Welsh environment secretary Lesley Griffiths has published the devolved administration’s first-ever natural resources policy.

It sets out three national priorities that aim to drive delivery across the government's well-being goals, for the benefit of communities, the economy and the environment.

The priorities are:

  • The delivery of nature-based solutions
  • Increasing renewable energy and resource efficiency
  • Taking a place-based approach.

The policy sets the context for area statements, which will be produced by Natural Resources Wales. These will ensure that the national priorities for sustainable management of natural resources informs the approach to local delivery.

Natural Resources Wales has taken forward three area trials to pilot this approach. This included the Rhondda Area trial, which focused on the natural assets and opportunities within the area, alongside tackling the issue of wildfires (through the collaborative ‘Healthy Hillsides’ project).

This comprised investment in recreational infrastructure at Llanwynno woodland and Daerwynno Outdoor Centre, working with nature to help restore the natural water environment at Cwmparc (peatland restoration), and providing environmental training for local community groups.

With community groups integral to the overall design, the Llynfi Valley Woodland Creation Project has focused on enhancing ecosystem resilience while promoting health and bringing communities together. Planting broadleaved trees and shrubs has complemented and improved existing habitats and species management and will reduce water run-off into watercourses nearby.

Natural Resources Wales will produce a new report every five years to set out the current best knowledge on the sustainable management of natural resources in Wales.

The focus on nature-based solutions includes approaches to support the development of resilient ecological networks to maintain and enhance the resilience of Wales’s ecosystems through improved green infrastructure. Also involved will be integrated coastal zone management, integrated water resources management and better soil management for carbon storage and sequestration.

Griffiths said: “Everyone has a stake in our natural resources and a role to play in ensuring that these resources are sustainably managed. In Wales, with our abundant natural resources and beautiful landscapes, we are fortunate. At the heart of our well-being, they support our health, our livelihoods and our vibrant culture. But we cannot take this for granted. Climate change, the decline of biodiversity and our ecosystems and other factors are already driving change, with very real consequences for our communities.

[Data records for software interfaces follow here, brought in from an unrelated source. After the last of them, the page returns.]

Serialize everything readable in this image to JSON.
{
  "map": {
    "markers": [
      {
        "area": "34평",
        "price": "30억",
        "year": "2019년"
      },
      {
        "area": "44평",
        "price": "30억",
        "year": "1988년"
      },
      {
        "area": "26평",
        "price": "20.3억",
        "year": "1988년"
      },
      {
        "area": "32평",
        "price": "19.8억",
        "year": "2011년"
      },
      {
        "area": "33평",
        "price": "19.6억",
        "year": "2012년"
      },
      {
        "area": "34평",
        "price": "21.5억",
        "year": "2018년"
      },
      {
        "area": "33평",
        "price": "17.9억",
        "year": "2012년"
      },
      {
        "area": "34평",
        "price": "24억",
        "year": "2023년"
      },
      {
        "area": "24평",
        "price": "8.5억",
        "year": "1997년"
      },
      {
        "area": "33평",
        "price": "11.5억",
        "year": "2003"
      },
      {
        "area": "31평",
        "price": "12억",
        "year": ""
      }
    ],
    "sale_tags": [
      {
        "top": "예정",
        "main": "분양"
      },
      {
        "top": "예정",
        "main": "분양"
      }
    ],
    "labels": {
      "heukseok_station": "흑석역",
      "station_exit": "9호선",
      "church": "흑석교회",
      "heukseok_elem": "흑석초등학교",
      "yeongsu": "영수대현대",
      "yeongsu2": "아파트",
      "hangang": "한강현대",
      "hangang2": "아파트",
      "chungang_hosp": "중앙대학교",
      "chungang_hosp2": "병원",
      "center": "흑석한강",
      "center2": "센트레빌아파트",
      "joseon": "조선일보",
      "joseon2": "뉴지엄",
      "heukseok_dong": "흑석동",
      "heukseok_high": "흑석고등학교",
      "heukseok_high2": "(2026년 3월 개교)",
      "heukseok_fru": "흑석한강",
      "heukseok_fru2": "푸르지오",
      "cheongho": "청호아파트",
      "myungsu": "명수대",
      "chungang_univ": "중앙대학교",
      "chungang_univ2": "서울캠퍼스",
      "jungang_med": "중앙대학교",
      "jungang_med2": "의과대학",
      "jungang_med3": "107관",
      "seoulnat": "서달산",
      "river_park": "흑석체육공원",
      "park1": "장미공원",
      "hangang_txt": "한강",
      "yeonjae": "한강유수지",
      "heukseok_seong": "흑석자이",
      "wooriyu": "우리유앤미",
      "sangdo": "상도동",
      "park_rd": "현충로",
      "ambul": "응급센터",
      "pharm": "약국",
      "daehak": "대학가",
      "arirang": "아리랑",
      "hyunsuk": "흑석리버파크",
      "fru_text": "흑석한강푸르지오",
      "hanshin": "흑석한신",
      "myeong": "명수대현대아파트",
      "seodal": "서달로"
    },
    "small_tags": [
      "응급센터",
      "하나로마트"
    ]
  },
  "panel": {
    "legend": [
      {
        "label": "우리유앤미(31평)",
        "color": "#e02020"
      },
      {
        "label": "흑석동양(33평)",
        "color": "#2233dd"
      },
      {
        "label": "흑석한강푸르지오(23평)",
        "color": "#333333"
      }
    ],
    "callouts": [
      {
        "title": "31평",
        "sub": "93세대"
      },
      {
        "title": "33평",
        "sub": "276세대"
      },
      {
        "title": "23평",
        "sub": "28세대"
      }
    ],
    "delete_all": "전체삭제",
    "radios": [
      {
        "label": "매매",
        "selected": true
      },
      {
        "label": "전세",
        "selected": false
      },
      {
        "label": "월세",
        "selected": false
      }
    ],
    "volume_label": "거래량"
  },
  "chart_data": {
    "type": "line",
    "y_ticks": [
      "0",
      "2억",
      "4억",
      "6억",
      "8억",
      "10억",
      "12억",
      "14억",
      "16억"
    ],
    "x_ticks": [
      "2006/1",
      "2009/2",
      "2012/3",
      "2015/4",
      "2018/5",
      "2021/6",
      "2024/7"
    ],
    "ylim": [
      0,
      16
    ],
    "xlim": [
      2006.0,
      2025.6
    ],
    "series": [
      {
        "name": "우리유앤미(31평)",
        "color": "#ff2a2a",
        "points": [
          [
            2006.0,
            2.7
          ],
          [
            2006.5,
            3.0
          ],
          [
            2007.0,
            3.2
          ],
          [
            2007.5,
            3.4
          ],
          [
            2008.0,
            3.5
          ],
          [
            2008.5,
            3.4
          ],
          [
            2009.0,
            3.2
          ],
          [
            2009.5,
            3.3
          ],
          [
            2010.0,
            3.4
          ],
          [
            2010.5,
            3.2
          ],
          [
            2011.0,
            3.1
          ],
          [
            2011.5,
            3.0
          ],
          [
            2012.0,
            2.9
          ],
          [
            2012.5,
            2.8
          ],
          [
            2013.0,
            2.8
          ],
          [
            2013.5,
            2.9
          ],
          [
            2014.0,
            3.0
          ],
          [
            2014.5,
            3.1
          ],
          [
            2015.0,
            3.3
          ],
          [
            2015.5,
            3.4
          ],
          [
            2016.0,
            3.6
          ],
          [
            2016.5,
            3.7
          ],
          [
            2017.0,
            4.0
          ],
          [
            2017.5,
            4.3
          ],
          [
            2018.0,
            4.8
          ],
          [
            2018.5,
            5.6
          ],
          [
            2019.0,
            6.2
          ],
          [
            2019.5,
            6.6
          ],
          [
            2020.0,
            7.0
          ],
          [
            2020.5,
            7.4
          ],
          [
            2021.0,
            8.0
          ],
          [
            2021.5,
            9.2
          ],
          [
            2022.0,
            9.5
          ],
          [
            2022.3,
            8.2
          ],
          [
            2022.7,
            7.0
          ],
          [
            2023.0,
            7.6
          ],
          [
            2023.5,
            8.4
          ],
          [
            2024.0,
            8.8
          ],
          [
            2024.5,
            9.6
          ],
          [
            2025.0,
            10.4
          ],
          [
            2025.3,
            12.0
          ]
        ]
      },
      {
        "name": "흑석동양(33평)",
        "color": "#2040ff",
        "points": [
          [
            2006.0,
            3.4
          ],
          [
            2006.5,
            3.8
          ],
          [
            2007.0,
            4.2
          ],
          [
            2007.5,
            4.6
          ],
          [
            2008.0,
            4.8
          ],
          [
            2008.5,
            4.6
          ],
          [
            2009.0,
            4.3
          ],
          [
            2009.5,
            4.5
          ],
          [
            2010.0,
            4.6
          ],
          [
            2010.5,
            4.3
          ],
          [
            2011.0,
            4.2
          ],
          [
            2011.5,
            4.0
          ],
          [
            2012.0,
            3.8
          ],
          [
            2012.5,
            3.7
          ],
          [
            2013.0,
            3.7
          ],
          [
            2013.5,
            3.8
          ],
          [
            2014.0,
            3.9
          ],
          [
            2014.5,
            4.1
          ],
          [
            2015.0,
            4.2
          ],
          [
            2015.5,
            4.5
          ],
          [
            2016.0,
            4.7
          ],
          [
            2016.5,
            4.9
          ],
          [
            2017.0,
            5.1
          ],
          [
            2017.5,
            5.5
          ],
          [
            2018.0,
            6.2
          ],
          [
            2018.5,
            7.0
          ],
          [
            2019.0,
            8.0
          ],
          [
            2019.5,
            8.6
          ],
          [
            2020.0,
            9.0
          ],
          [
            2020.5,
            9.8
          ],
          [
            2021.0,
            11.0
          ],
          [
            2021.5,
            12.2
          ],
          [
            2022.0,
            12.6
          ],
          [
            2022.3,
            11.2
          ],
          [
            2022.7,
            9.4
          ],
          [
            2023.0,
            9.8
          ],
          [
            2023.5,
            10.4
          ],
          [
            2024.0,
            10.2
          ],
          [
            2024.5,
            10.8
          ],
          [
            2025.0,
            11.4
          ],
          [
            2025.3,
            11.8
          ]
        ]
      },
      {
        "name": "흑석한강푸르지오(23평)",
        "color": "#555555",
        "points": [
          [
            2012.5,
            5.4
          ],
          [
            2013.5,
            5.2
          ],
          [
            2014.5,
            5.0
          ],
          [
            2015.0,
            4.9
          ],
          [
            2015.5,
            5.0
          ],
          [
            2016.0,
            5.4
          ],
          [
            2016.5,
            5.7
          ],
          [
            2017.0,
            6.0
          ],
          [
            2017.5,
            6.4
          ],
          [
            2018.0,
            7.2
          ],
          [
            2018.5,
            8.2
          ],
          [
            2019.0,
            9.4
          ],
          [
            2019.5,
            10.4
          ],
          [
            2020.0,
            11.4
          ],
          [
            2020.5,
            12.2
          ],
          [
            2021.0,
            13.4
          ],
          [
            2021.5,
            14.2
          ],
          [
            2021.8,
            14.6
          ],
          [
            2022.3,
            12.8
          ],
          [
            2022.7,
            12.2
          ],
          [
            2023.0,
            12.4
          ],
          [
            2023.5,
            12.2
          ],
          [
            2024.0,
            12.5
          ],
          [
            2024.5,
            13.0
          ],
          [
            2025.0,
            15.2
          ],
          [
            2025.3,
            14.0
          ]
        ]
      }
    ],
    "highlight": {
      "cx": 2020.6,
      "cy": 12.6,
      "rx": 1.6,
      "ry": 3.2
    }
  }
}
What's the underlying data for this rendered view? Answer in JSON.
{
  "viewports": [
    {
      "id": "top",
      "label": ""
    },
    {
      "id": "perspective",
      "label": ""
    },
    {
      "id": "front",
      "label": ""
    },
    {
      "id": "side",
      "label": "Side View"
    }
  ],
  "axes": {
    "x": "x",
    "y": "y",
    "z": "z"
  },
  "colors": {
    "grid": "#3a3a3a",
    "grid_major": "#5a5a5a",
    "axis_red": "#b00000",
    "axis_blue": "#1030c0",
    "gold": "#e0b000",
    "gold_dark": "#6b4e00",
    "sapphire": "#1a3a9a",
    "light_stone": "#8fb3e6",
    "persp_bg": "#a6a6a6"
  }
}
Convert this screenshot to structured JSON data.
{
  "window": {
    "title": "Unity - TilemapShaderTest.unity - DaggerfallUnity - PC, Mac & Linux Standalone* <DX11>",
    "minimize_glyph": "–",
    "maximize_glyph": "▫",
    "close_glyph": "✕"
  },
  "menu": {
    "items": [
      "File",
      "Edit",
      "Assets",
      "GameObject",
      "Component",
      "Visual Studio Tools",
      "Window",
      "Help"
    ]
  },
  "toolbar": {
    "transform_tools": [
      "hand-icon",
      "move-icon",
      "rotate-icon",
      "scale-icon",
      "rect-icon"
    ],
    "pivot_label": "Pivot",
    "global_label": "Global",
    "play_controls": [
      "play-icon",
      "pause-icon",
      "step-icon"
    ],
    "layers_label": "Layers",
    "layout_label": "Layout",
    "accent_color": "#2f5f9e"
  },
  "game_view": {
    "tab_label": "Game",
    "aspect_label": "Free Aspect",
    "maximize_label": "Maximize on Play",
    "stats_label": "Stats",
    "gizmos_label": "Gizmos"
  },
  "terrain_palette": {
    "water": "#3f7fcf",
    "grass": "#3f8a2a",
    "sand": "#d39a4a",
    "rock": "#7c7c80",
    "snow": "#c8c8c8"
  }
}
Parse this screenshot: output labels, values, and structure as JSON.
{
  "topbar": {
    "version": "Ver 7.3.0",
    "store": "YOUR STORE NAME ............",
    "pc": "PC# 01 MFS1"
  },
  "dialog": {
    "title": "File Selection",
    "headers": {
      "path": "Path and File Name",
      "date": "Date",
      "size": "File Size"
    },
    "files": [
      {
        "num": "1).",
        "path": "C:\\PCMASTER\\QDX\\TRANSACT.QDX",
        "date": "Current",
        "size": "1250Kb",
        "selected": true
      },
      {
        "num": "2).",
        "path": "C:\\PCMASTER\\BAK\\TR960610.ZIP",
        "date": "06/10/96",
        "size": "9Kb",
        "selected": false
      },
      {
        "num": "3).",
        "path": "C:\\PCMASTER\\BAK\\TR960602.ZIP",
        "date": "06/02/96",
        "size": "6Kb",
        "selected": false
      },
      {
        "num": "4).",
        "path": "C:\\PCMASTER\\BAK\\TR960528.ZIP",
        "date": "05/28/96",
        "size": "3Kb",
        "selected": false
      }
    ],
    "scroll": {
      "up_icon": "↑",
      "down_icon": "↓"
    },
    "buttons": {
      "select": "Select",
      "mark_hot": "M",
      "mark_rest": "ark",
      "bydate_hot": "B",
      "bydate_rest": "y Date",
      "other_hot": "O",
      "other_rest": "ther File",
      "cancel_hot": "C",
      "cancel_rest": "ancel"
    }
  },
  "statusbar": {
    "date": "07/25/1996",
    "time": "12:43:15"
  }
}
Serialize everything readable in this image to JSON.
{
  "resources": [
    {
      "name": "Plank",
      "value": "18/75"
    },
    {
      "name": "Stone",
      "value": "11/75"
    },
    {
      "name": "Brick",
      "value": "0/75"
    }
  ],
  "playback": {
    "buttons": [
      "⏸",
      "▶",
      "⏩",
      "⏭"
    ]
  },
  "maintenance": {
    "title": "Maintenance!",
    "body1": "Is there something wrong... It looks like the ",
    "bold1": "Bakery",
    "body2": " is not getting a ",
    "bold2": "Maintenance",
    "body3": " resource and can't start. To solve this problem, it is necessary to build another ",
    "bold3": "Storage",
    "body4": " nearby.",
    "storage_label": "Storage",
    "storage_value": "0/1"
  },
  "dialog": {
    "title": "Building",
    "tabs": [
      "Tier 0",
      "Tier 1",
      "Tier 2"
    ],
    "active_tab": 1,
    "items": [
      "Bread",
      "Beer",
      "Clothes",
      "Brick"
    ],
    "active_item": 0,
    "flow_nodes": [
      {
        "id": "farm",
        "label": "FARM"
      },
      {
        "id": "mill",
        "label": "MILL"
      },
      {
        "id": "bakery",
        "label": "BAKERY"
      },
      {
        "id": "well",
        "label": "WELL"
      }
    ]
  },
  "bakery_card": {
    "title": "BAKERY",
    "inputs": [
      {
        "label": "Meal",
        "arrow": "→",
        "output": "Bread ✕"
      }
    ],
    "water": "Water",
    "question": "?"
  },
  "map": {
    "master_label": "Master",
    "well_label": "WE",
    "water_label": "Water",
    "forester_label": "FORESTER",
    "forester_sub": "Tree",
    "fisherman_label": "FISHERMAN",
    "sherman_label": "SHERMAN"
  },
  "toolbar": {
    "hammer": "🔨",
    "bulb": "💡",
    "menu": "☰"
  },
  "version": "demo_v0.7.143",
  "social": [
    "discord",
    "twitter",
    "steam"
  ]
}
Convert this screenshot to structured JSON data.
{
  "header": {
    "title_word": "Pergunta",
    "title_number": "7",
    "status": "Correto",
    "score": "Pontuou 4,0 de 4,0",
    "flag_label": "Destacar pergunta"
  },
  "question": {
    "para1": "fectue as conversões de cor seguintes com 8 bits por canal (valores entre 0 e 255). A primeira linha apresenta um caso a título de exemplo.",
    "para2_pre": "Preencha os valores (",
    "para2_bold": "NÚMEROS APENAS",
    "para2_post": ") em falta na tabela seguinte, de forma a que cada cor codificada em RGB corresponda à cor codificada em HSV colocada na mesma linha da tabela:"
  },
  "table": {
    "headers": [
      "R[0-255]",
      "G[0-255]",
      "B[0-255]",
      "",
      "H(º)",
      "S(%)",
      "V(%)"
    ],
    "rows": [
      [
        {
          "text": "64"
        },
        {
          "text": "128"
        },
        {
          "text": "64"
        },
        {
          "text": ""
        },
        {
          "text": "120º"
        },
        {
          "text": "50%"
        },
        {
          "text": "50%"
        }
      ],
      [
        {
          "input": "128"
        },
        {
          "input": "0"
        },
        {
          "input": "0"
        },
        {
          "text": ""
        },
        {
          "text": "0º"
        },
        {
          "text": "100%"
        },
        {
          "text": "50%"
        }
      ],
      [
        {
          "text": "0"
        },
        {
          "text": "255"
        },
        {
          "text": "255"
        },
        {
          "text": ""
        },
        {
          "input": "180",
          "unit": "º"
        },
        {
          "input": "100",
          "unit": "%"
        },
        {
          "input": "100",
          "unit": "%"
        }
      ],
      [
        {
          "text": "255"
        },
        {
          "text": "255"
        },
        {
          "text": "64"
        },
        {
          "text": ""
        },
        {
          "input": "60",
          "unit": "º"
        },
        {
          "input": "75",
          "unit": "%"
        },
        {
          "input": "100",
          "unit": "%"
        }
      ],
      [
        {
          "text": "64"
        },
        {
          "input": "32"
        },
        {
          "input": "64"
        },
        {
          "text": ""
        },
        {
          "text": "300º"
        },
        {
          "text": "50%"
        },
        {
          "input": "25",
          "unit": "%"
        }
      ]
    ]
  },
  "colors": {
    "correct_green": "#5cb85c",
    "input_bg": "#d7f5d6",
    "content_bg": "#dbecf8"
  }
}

“Working with nature and being more efficient with our natural resources has crucial benefits – less pollution, less waste and less impact. Managing them to best effect can play an important role in supporting our communities and future competitiveness, creating jobs and new business opportunities in Wales.”

Image credit | Shutterstock